Here are some facts:
What makes a vaccine succesful?
- The disease is not asymptomatic
- No carriage
- No animal reservior
- Vaccine stability
- Large infectious dose of disease needed
There are three basic types of vaccine in use today:
Killed vaccines: These are preparations of the normal (wild type) infectious, pathogenic virus that has been rendered nonpathogenic, usually by chemical treatment such as with formalin that cross-links viral proteins.
Attenuated vaccines: These are live virus particles that grow in the vaccine recipient but do not cause disease because the vaccine virus has been altered (mutated) to a non-pathogenic form; for example, its tropism has been altered so that it no longer grows at a site that can cause disease.
Sub-unit vaccines: These are purified components of the virus, such as a surface antigen.
|VACCINES - GENERAL
Advantages of attenuated vaccines:
They activate all phases of immune system. They elicit humoral IgG and local IgA.
They raise immune response to all protective antigens. Inactivation, such as by formaldehyde in the case of the Salk vaccine,may alter antigenicity.
They offer more durable immunity and are more cross-reactive. Thus they stimulate antibodies against multiple epitope which are similar to those elicited by the wild type virus.
They cost less to produce.
They give quick immunity in majority of vaccinees.
In the cases of polio and adenovirus vaccines, administration is easy.
These vaccines are easily transported in the field.
They can lead to elimination of wild type virus from the community.
Disadvantages of Attenuated vaccine:
Mutation. This may lead to reversion to virulence (this is a major disadvantage).
Spread to contacts of vaccinee who have not consented to be vaccinated. (This could also be an advantage in communities where vaccination is not 100%). Spread of the vaccine virus that is not standardized and may be mutated.
Sometimes there is poor "take" in tropics.
Live viruses are a problem in immunodeficiency disease patients.
Advantages of inactivated vaccine:
- They give sufficient humoral immunity if boosters given.
- There is no mutation or reversion (This is a big advantage).
- They can be used with immuno-deficient patients.
- Sometimes they perform better in tropical areas.
Disadvantages of inactivated vaccines:
- Some vaccinees do not raise immunity.
- Boosters tend to be needed.
- There is little mucosal / local immunity (IgA).
- Higher cost.

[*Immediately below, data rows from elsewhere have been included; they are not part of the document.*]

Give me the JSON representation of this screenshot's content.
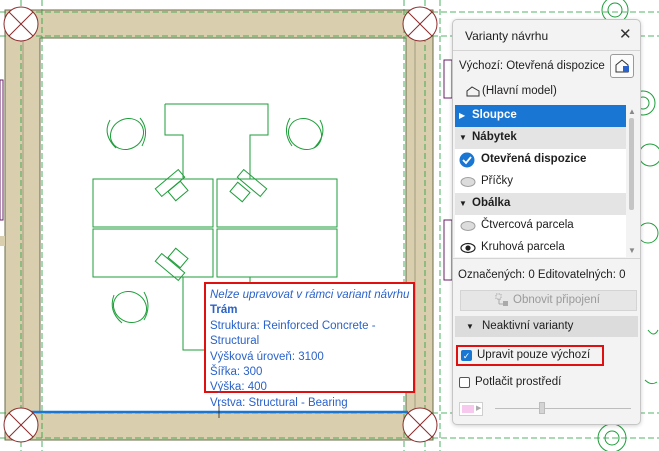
{
  "tooltip": {
    "message": "Nelze upravovat v rámci variant návrhu",
    "element": "Trám",
    "lines": [
      "Struktura: Reinforced Concrete - Structural",
      "Výšková úroveň: 3100",
      "Šířka: 300",
      "Výška: 400",
      "Vrstva: Structural - Bearing"
    ]
  },
  "panel": {
    "title": "Varianty návrhu",
    "default_label": "Výchozí: Otevřená dispozice",
    "main_model": "(Hlavní model)",
    "tree": [
      {
        "label": "Sloupce",
        "kind": "group",
        "selected": true,
        "expanded": false
      },
      {
        "label": "Nábytek",
        "kind": "group",
        "selected": false,
        "expanded": true
      },
      {
        "label": "Otevřená dispozice",
        "kind": "item",
        "state": "active-check",
        "bold": true
      },
      {
        "label": "Příčky",
        "kind": "item",
        "state": "hidden"
      },
      {
        "label": "Obálka",
        "kind": "group",
        "selected": false,
        "expanded": true
      },
      {
        "label": "Čtvercová parcela",
        "kind": "item",
        "state": "hidden"
      },
      {
        "label": "Kruhová parcela",
        "kind": "item",
        "state": "visible"
      }
    ],
    "counts": "Označených: 0 Editovatelných: 0",
    "refresh_button": "Obnovit připojení",
    "inactive_label": "Neaktivní varianty",
    "edit_default_only": {
      "label": "Upravit pouze výchozí",
      "checked": true
    },
    "suppress_env": {
      "label": "Potlačit prostředí",
      "checked": false
    }
  },
  "colors": {
    "accent": "#1976d2",
    "drawing_green": "#1e9e3a",
    "annotation_red": "#e01010",
    "tooltip_text": "#2a62c9",
    "wall_tan": "#d9cfaf"
  }
}
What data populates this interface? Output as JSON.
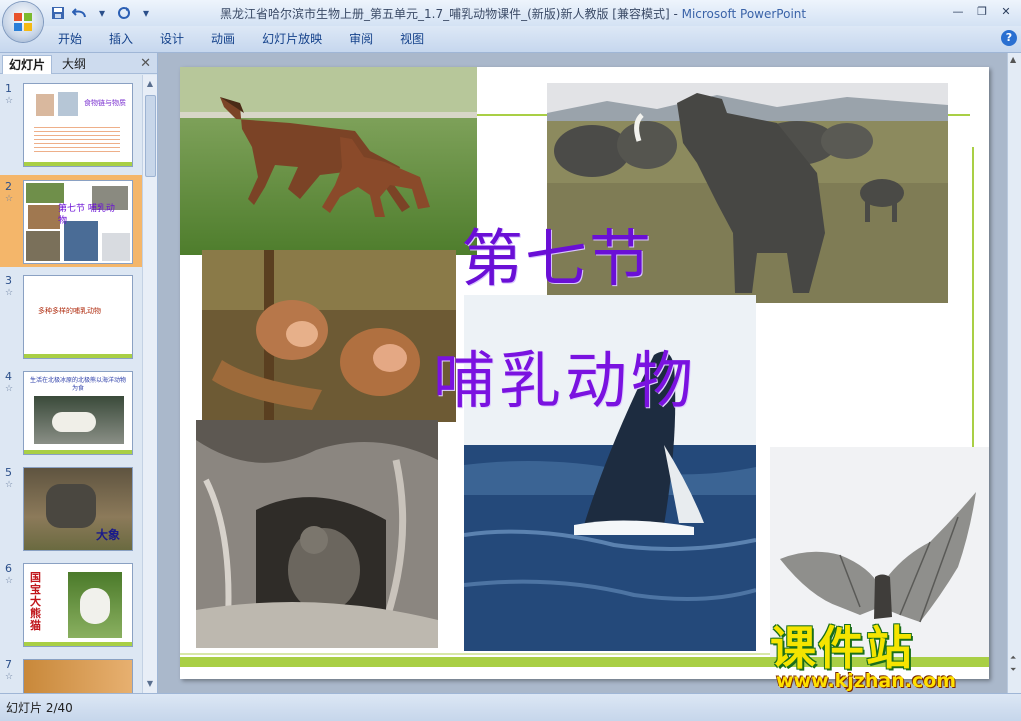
{
  "window": {
    "title": "黑龙江省哈尔滨市生物上册_第五单元_1.7_哺乳动物课件_(新版)新人教版 [兼容模式] - ",
    "app_name": "Microsoft PowerPoint"
  },
  "ribbon": {
    "tabs": [
      "开始",
      "插入",
      "设计",
      "动画",
      "幻灯片放映",
      "审阅",
      "视图"
    ]
  },
  "panel": {
    "tab_slides": "幻灯片",
    "tab_outline": "大纲",
    "thumbs": [
      {
        "num": "1",
        "text": "食物链与物质"
      },
      {
        "num": "2",
        "text": "第七节 哺乳动物"
      },
      {
        "num": "3",
        "text": "多种多样的哺乳动物"
      },
      {
        "num": "4",
        "text": "生活在北极冰原的北极熊以海洋动物为食"
      },
      {
        "num": "5",
        "text": "大象"
      },
      {
        "num": "6",
        "text": "国宝大熊猫"
      },
      {
        "num": "7",
        "text": ""
      }
    ]
  },
  "slide": {
    "title_line1": "第七节",
    "title_line2": "哺乳动物"
  },
  "watermark": {
    "line1": "课件站",
    "line2": "www.kjzhan.com"
  },
  "status": {
    "slide_counter": "幻灯片 2/40"
  },
  "colors": {
    "title_purple": "#6a0fd6",
    "accent_green": "#a9cf45",
    "selected_thumb": "#f4b66a"
  }
}
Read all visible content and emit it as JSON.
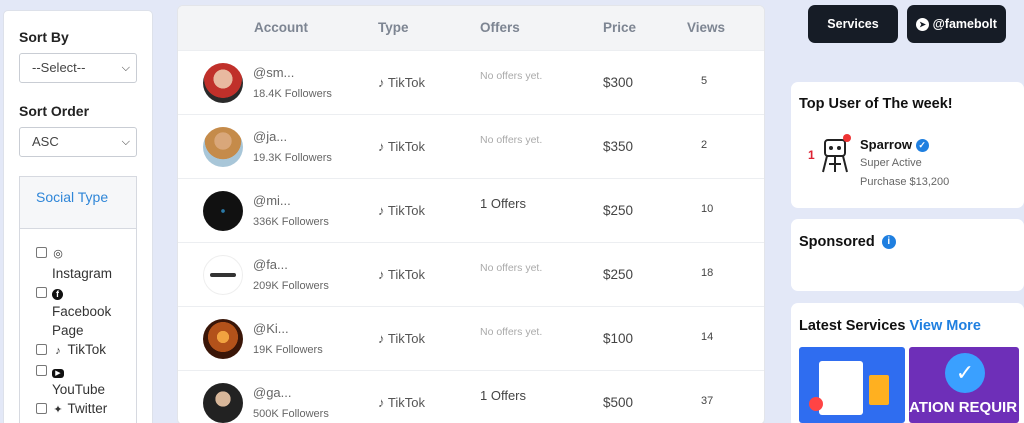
{
  "filters": {
    "sort_by_label": "Sort By",
    "sort_by_value": "--Select--",
    "sort_order_label": "Sort Order",
    "sort_order_value": "ASC",
    "social_type_label": "Social Type",
    "social_options": [
      {
        "label": "Instagram",
        "icon": "instagram-icon"
      },
      {
        "label": "Facebook Page",
        "icon": "facebook-icon"
      },
      {
        "label": "TikTok",
        "icon": "tiktok-icon"
      },
      {
        "label": "YouTube",
        "icon": "youtube-icon"
      },
      {
        "label": "Twitter",
        "icon": "twitter-icon"
      }
    ]
  },
  "table": {
    "headers": {
      "account": "Account",
      "type": "Type",
      "offers": "Offers",
      "price": "Price",
      "views": "Views"
    },
    "rows": [
      {
        "handle": "@sm...",
        "followers": "18.4K Followers",
        "type": "TikTok",
        "offers": "No offers yet.",
        "price": "$300",
        "views": "5"
      },
      {
        "handle": "@ja...",
        "followers": "19.3K Followers",
        "type": "TikTok",
        "offers": "No offers yet.",
        "price": "$350",
        "views": "2"
      },
      {
        "handle": "@mi...",
        "followers": "336K Followers",
        "type": "TikTok",
        "offers": "1 Offers",
        "price": "$250",
        "views": "10"
      },
      {
        "handle": "@fa...",
        "followers": "209K Followers",
        "type": "TikTok",
        "offers": "No offers yet.",
        "price": "$250",
        "views": "18"
      },
      {
        "handle": "@Ki...",
        "followers": "19K Followers",
        "type": "TikTok",
        "offers": "No offers yet.",
        "price": "$100",
        "views": "14"
      },
      {
        "handle": "@ga...",
        "followers": "500K Followers",
        "type": "TikTok",
        "offers": "1 Offers",
        "price": "$500",
        "views": "37"
      }
    ]
  },
  "topbar": {
    "services_label": "Services",
    "telegram_label": "@famebolt"
  },
  "top_user": {
    "title": "Top User of The week!",
    "rank": "1",
    "name": "Sparrow",
    "status": "Super Active",
    "purchase": "Purchase $13,200"
  },
  "sponsored": {
    "title": "Sponsored"
  },
  "latest": {
    "title": "Latest Services",
    "view_more": "View More",
    "tile2_text": "ATION REQUIR"
  },
  "colors": {
    "accent": "#1f7fe0",
    "dark_button": "#161c26",
    "background": "#e3e8f7"
  }
}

- In the case of polio there is a shortage of monkeys.
- In the case of smallpox there have been failures in inactivation leading to immunization with virulent virus.
P.S. I bet this will come up (!)